- 6 years, 4 months ago

Take a look at this. $4^1=4$ , $4^2=16$, $4^3=64$, $4^4=256$. In other words, $4^{odd}= ...4$ and $4^{even}= ...6$. So, $4^{odd}+4^{even}=...10$ Now we are going to take the terms in pairs. $1+(4^1+4^2)+...+(4^{2011}+4^{2012})$ We know that terms inside the brackets are going to have $0$ as the rightmost digit. And adding all of them up together will have $0$ as the rightmost digit. So if we add the $1$ that is outside the bracket (the leftmost $1$), the last digit's going to be $1$. Hope this helps!

- 6 years, 4 months ago

A slightly cleaner way (which is still saying that same thing) is to say that for $n\geq 0$, $4^{2n+1} + 4^{2n+2} = 4^{2n} ( 4 + 16) = 4^{2n} \times 20$, hence has a units digit of 0.

This avoids the slight issue of $4^0 =1$, while claiming that $4^{even} = \ldots 6$.

Staff - 6 years, 4 months ago

Thank you for pointing it out.

- 6 years, 4 months ago

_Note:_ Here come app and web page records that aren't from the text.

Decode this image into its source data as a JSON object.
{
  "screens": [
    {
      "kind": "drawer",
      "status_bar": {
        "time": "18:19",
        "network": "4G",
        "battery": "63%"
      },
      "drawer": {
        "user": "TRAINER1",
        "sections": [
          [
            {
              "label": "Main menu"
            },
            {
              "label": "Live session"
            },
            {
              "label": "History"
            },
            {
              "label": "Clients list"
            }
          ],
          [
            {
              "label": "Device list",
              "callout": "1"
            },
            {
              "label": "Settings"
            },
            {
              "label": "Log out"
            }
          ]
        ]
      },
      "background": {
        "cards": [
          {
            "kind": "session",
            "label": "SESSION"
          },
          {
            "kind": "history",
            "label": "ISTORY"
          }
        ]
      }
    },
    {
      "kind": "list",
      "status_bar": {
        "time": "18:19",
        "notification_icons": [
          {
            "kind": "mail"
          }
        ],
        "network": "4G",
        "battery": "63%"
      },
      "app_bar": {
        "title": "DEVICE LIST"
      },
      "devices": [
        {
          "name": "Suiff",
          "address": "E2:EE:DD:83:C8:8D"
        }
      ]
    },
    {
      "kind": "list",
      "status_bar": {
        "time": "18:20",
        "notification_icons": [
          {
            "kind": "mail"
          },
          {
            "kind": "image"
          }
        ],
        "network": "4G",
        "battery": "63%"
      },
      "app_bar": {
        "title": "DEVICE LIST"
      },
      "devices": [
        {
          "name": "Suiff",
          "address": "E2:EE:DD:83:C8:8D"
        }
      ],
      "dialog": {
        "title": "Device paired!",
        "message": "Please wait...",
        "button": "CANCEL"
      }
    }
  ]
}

Consider the following: $4^{2k}\equiv 4{\pmod{10}}$ and $\\4^{2k+1}\equiv 6{\pmod{10}}$  Therefore $1+4^1+4^2+4^3...4^2012 \equiv \pmod{10}$ Observe all the $4's$ and $6's$ pair up and we get the remainder $1$ mod 10. So the rightmost digit is $1$

- 6 years, 4 months ago

Latex error: It should be $1+4^1+4^2+4^3...4^{2012}≡ 1+4+6+4+6.....\pmod{10}$

- 6 years, 4 months ago

right

- 6 years, 4 months ago

Ignoring 1, if we start with 4^1, we will be able to recognise that 4^(odd number) has the last digit as 4, for eg:-4^3 = 64 and 4^5=1024. In the same way, 4^(even number) has the last digit as 6. The sum is congruent to 0(mod10). Now adding 1 in the sequence, we will get the sum congruent to 1(mod10). So 1 is the last digit.

- 6 years, 4 months ago

Another method to solve this problem, is to observe that the numbers are in geometric progression. So use the sum formula of geometric progression and try to find the last digit either by simple calculation, or modular arithmetic.

- 6 years, 4 months ago